Two Bits of Truth from Ruth
October 27, 2013 § 1 Comment
First a brief background on the characters in he story. Ruth is the daughter-in-law of Naomi, an Israelite, and both are widows. Ruth was a foreigner (from Moab) who had committed to the God of Israel and vowed to stay with Naomi and care for her (1). In ancient times, a woman without a husband is in a dire situation, and this was true of Ruth and Naomi. The workers in a nearby field agreed to let Ruth follow behind and gather the grain that they missed or dropped as they harvested. The field’s owner, Boaz, showed special kindness to Ruth upon discovering her situation. Naomi realized that Boaz was a close relative, and the opportunity for redemption came in a particular kinsman-redeemer law. A kinsman-redeemer was a guardian responsible for caring for he family interests of the widow of a deceased relative.

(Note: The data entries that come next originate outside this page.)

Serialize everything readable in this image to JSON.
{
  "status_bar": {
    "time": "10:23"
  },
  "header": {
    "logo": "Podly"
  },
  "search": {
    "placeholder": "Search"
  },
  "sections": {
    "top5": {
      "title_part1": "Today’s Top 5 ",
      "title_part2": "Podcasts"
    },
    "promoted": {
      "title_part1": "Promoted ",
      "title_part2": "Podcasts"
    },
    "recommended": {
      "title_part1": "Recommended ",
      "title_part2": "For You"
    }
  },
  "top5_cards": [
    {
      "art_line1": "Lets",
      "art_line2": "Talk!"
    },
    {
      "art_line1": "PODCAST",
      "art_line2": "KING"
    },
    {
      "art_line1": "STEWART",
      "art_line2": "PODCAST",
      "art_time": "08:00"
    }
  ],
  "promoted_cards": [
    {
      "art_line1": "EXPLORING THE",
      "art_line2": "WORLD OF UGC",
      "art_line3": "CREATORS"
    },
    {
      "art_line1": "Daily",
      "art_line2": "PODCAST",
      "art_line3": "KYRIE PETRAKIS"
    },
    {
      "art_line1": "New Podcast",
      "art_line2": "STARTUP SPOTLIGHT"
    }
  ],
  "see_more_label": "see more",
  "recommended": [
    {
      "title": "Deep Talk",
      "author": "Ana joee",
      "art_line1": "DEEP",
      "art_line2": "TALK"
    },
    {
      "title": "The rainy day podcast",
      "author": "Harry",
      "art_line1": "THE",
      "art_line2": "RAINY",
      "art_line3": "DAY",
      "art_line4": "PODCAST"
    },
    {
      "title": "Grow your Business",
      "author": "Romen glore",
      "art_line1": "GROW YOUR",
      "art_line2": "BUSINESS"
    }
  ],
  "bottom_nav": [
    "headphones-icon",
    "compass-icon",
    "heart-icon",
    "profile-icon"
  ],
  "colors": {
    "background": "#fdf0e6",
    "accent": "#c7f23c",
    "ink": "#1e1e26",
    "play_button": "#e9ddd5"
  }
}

This provision allowed Ruth to seek his hand in marriage, resulting in the rescue of Ruth and her mother-in-law from their financial and social situation and enabling the continuation the family name and inheritance.
The first observation of Boaz’s redemptive plan was that the request for marriage (2) came from Ruth to Boaz, not the other way around. In God’s redemptive plan for His creation, He allows for us to approach the throne of grace and make our appeal to His Son Jesus. Christ is portrayed as the Groom coming for His bride the church, but it is our place to humbly go to Christ and ask for forgiveness. Ruth was a gentile without a husband, but the door was open for her too, and Ruth became part of the line of David that led to the birth of the Messiah a thousand years later in the very town in which they now lived.
The second observation I found interesting is that the form of redemption in Ruth is marriage and not some other arrangement. It’s hard to think of any other relationship people can enter into that can save us, here on earth, to the extent that a man marrying a woman can. Societies and cultures everywhere fundamentally rely on marriage and the resulting family to carry on humanity, to adequately care for and raise children, and provide a basis for all we know about society. The government of Nigeria, fed up with terrorism arising from its own people, recently took steps to enable mass weddings under the premise that men who marry and start families do not generally become terrorists.(3) Marriage has saving power.
Ruth is pretty foreign to modern ideas about marriage and redemption. Today, it is uncommon for the woman to propose to a man, and I’m not sure why that is still uncommon. But it is increasingly uncommon to see the historic and conjugal understanding of marriage as something that serves the public interest.(4) Marriage is not a social or religious or sexual idea, but a pre-law, pre-political unit of society that law has recognized, not created; one which produces good citizens and fundamentally brings goodness to the world.(5) Marriage and the family it blossoms redeems us from ourselves. When it comes to marriage, liberalism or expressive individualism has brought self-seeking alternatives, but marriage seeks others, the benefit of others and society as a whole. When it comes to redemption, we ultimately will never find this in ourselves.
1) Ruth 1:16